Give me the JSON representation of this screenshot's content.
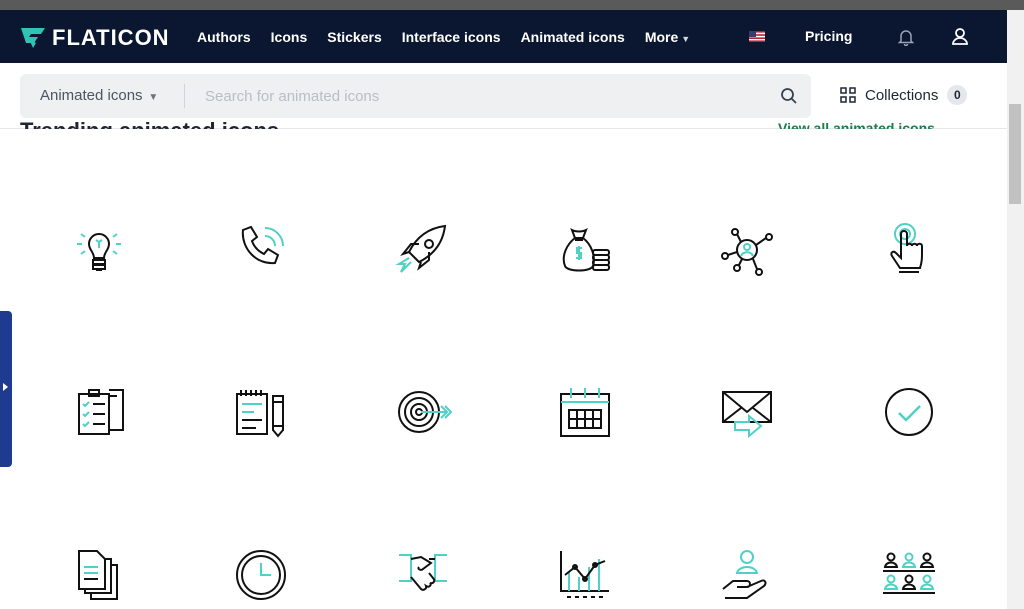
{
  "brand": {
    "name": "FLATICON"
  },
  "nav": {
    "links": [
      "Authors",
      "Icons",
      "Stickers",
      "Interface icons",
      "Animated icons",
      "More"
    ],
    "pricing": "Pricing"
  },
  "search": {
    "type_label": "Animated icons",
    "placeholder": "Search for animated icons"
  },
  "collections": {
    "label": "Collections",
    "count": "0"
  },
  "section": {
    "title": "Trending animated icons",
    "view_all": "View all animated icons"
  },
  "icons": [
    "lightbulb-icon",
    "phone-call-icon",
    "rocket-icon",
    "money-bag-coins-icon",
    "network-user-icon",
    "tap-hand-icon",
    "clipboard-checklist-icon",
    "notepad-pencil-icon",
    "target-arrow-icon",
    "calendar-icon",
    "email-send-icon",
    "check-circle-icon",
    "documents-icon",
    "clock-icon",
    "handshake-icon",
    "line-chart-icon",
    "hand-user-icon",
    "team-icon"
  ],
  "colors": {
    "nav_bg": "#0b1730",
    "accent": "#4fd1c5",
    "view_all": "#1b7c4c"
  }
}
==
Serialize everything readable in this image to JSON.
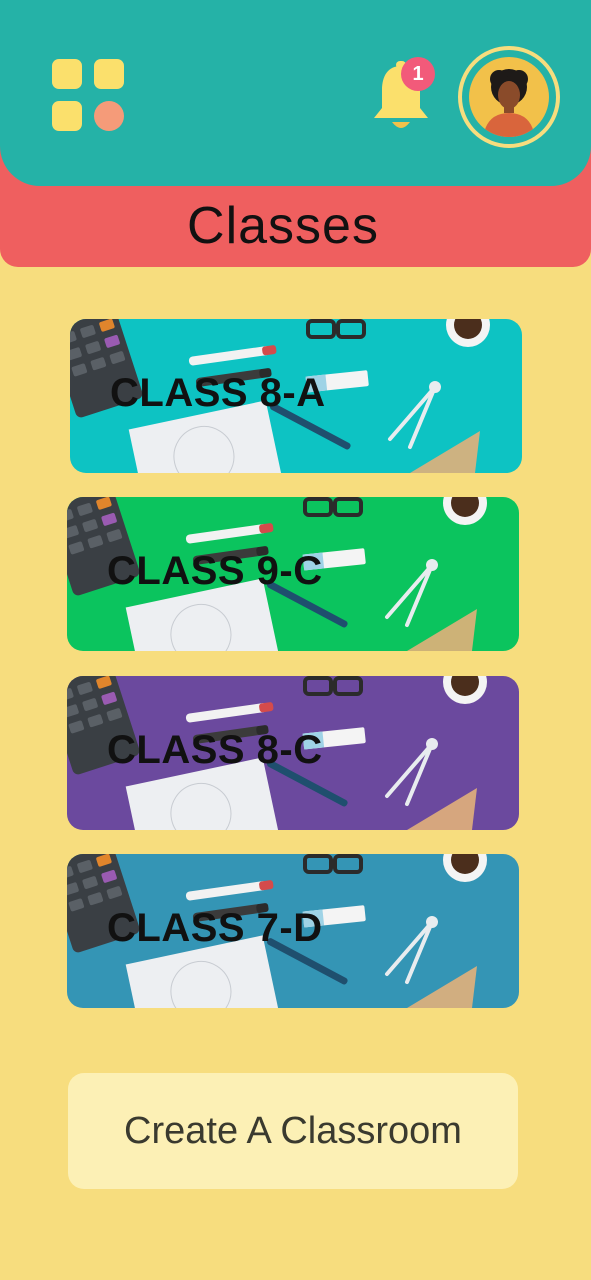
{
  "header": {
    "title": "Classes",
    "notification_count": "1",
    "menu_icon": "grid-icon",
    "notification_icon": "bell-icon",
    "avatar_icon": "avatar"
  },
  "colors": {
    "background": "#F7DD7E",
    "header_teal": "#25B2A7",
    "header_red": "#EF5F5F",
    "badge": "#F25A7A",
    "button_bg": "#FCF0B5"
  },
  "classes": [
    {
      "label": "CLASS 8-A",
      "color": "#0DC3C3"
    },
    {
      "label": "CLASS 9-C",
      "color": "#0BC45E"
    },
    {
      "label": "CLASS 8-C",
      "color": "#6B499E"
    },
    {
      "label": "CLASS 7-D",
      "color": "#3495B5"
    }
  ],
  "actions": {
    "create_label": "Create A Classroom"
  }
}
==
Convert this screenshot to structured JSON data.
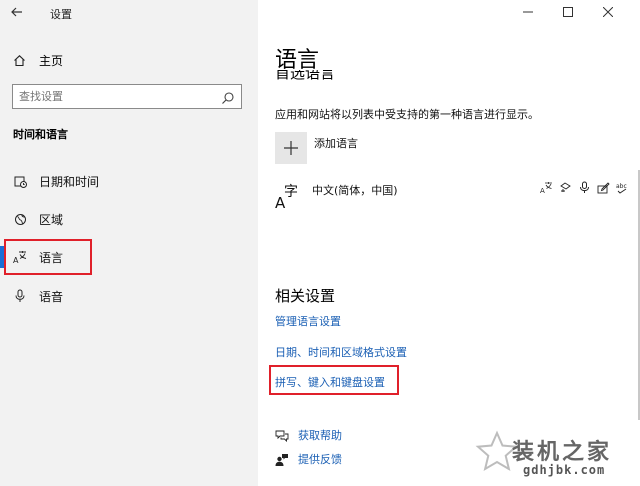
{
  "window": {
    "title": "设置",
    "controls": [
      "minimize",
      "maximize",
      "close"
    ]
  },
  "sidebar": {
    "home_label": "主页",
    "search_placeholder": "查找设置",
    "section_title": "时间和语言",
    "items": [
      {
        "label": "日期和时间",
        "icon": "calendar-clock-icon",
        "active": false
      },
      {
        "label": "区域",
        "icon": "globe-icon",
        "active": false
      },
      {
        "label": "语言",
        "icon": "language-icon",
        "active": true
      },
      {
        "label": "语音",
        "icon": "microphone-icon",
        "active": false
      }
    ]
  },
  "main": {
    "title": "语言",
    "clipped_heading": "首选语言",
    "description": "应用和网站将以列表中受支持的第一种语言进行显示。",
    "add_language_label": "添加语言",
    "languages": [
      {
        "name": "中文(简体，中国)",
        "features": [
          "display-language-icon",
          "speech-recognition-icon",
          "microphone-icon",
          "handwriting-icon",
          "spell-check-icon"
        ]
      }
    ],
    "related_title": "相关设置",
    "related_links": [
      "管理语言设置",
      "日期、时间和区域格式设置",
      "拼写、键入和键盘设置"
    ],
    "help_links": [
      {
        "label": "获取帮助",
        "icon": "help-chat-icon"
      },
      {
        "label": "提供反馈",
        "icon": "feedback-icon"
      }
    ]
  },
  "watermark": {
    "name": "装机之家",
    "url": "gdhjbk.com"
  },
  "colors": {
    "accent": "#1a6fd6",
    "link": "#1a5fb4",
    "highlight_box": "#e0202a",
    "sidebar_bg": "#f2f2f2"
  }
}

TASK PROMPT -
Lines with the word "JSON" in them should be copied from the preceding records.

TASK RESPONSE -
Give me the JSON representation of this screenshot's content.
Serialize everything readable in this image to JSON.
Convert this screenshot to structured JSON data.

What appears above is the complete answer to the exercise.